Ozy COO Samir Rao Takes Leave of Absence After Impersonating Google Exec

Board of Directors will conduct a review of the company’s business activities after New York Times exposé

amir rao ozy media
Samir Rao (Courtesy of Ozy Media)

Ozy Media has asked its COO Samir Rao to take a leave of absence after a damaging New York Times report on Sunday revealed that he had impersonated a Google executive on a fundraising call with Goldman Sachs.

Harry Hawks, the former executive president and chief financial officer of Hearst Television, will serve as interim CFO during this transition period.

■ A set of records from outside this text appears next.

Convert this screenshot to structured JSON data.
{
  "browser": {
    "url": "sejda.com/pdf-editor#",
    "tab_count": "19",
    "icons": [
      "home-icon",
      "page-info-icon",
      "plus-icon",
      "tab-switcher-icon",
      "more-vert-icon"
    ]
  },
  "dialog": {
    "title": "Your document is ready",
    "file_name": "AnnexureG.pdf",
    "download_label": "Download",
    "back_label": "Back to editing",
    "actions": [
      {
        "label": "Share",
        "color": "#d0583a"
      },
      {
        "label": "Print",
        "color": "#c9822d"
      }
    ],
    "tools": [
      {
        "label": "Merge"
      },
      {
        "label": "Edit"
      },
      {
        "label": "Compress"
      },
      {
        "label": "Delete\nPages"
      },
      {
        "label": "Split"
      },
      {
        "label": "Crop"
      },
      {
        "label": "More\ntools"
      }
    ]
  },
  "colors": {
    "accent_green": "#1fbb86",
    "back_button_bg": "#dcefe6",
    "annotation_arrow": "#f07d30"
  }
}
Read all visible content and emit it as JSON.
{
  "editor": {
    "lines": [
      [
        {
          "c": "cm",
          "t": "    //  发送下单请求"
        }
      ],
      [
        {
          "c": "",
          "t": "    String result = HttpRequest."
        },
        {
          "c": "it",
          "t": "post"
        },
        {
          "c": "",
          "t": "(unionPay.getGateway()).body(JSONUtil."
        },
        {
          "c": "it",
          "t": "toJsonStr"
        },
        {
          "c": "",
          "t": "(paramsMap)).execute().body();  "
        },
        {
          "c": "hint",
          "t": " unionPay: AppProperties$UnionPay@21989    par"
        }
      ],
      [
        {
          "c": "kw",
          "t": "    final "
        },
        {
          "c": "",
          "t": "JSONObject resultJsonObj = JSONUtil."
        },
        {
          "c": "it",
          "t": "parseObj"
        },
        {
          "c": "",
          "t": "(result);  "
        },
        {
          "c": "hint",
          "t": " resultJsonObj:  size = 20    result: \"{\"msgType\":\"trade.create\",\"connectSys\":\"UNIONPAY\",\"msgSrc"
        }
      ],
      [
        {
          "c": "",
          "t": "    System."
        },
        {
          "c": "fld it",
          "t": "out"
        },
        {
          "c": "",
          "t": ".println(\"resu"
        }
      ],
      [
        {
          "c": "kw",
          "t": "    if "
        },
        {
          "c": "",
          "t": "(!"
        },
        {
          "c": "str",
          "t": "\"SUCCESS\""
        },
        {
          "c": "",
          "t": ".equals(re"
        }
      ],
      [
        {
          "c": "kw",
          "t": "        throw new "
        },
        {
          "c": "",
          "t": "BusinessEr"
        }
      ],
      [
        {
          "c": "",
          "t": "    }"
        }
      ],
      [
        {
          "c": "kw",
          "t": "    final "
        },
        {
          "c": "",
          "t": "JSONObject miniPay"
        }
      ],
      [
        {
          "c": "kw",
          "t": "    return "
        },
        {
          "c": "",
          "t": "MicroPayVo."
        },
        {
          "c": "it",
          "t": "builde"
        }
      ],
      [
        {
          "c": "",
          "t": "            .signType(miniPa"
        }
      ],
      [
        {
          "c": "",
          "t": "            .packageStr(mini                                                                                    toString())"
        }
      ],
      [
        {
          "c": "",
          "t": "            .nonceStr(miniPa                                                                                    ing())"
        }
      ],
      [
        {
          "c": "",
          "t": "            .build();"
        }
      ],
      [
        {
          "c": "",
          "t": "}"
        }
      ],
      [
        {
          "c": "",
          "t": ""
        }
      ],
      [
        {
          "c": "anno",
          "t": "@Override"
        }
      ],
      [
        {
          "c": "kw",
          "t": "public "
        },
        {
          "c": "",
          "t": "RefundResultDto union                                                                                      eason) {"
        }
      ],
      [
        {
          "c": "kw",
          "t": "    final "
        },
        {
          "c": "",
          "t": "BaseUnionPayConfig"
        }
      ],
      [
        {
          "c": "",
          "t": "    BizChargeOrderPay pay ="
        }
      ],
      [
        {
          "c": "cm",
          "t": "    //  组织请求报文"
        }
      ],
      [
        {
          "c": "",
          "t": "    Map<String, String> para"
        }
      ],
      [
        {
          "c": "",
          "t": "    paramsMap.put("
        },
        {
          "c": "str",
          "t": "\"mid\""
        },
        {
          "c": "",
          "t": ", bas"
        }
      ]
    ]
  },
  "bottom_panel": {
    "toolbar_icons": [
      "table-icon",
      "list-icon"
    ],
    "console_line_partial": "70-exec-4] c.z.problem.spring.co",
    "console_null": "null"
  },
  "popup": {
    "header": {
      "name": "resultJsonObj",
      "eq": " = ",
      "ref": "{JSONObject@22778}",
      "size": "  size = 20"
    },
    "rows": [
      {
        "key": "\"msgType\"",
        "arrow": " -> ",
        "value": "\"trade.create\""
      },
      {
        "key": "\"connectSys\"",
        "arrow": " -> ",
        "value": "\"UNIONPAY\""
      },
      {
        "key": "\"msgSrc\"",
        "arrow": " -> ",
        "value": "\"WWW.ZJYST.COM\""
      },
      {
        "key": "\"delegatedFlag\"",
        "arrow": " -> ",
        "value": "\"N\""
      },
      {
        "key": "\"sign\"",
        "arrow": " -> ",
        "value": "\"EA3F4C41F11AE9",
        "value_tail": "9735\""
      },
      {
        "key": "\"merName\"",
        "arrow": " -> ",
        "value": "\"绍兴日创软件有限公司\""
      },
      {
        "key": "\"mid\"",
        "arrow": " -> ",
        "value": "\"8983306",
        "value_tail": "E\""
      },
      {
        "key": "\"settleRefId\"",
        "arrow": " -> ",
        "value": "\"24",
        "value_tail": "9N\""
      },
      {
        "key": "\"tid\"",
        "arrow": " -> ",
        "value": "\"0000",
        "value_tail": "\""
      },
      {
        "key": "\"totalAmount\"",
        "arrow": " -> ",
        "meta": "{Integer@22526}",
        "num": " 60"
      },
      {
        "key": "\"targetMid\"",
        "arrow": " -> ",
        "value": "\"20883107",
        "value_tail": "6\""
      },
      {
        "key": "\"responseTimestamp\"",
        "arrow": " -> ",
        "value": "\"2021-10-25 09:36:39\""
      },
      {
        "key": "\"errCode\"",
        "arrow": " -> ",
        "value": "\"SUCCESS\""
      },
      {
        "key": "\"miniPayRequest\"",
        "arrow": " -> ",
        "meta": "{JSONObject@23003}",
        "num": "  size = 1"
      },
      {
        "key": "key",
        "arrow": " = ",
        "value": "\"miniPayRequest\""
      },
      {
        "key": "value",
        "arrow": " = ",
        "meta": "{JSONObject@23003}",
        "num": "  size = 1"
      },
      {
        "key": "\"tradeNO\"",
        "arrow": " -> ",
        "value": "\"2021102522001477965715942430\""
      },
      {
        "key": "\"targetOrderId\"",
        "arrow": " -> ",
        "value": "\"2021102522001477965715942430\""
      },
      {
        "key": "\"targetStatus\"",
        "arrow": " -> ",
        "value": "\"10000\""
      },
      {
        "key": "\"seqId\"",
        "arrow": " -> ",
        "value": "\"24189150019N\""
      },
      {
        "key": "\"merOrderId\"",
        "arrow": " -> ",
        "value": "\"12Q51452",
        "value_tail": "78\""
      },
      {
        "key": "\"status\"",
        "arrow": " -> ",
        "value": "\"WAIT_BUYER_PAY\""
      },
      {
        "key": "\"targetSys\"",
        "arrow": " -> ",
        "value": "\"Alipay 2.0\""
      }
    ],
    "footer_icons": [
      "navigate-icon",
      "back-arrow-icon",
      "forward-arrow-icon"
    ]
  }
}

“Following reports of conduct that is not in keeping with our standards or values, OZY has engaged Paul, Weiss, Rifkind, Wharton & Garrison LLP to conduct a review of the company’s business activities. We have also asked Samir Rao, Chief Operating Officer, to take a leave of absence pending the results of the investigation,” the Ozy board of directors said in a statement.

Over the weekend, the media company was outed for not just impersonating a YouTube executive, but also for inflating its web and video audience numbers over the years. “It’s amazing what an obvious scam Ozy is,” former MSNBC anchor Krystal Ball said. “Look at the stats for this YouTube video. 90k views but only 12 likes and a single comment in which someone points out what an obvious scam it is.”

The news also led CEO Carlos Watson to exit as the host of Wednesday’s Emmy Awards ceremony for news and documentaries.

“Carlos Watson has graciously reached out to us and asked to be removed from his hosting duties tomorrow night so as not to distract the focus from the talented nominees in the documentary categories of the 42nd News & Documentary Emmy Awards,” a representative for the program told TheWrap. “As such, we are moving forward with our three presenters who will be sharing the hosting duties throughout the evening.”

In an interview with TheWrap on Monday, Watson called the Times’ report “a bulls— ad hominem attack,” defending Rao and his mental health condition. He said the company’s revenue last year grew to $50 million, with growth coming mostly from non-web properties including its newsletters, podcasts, TV shows and social media streams.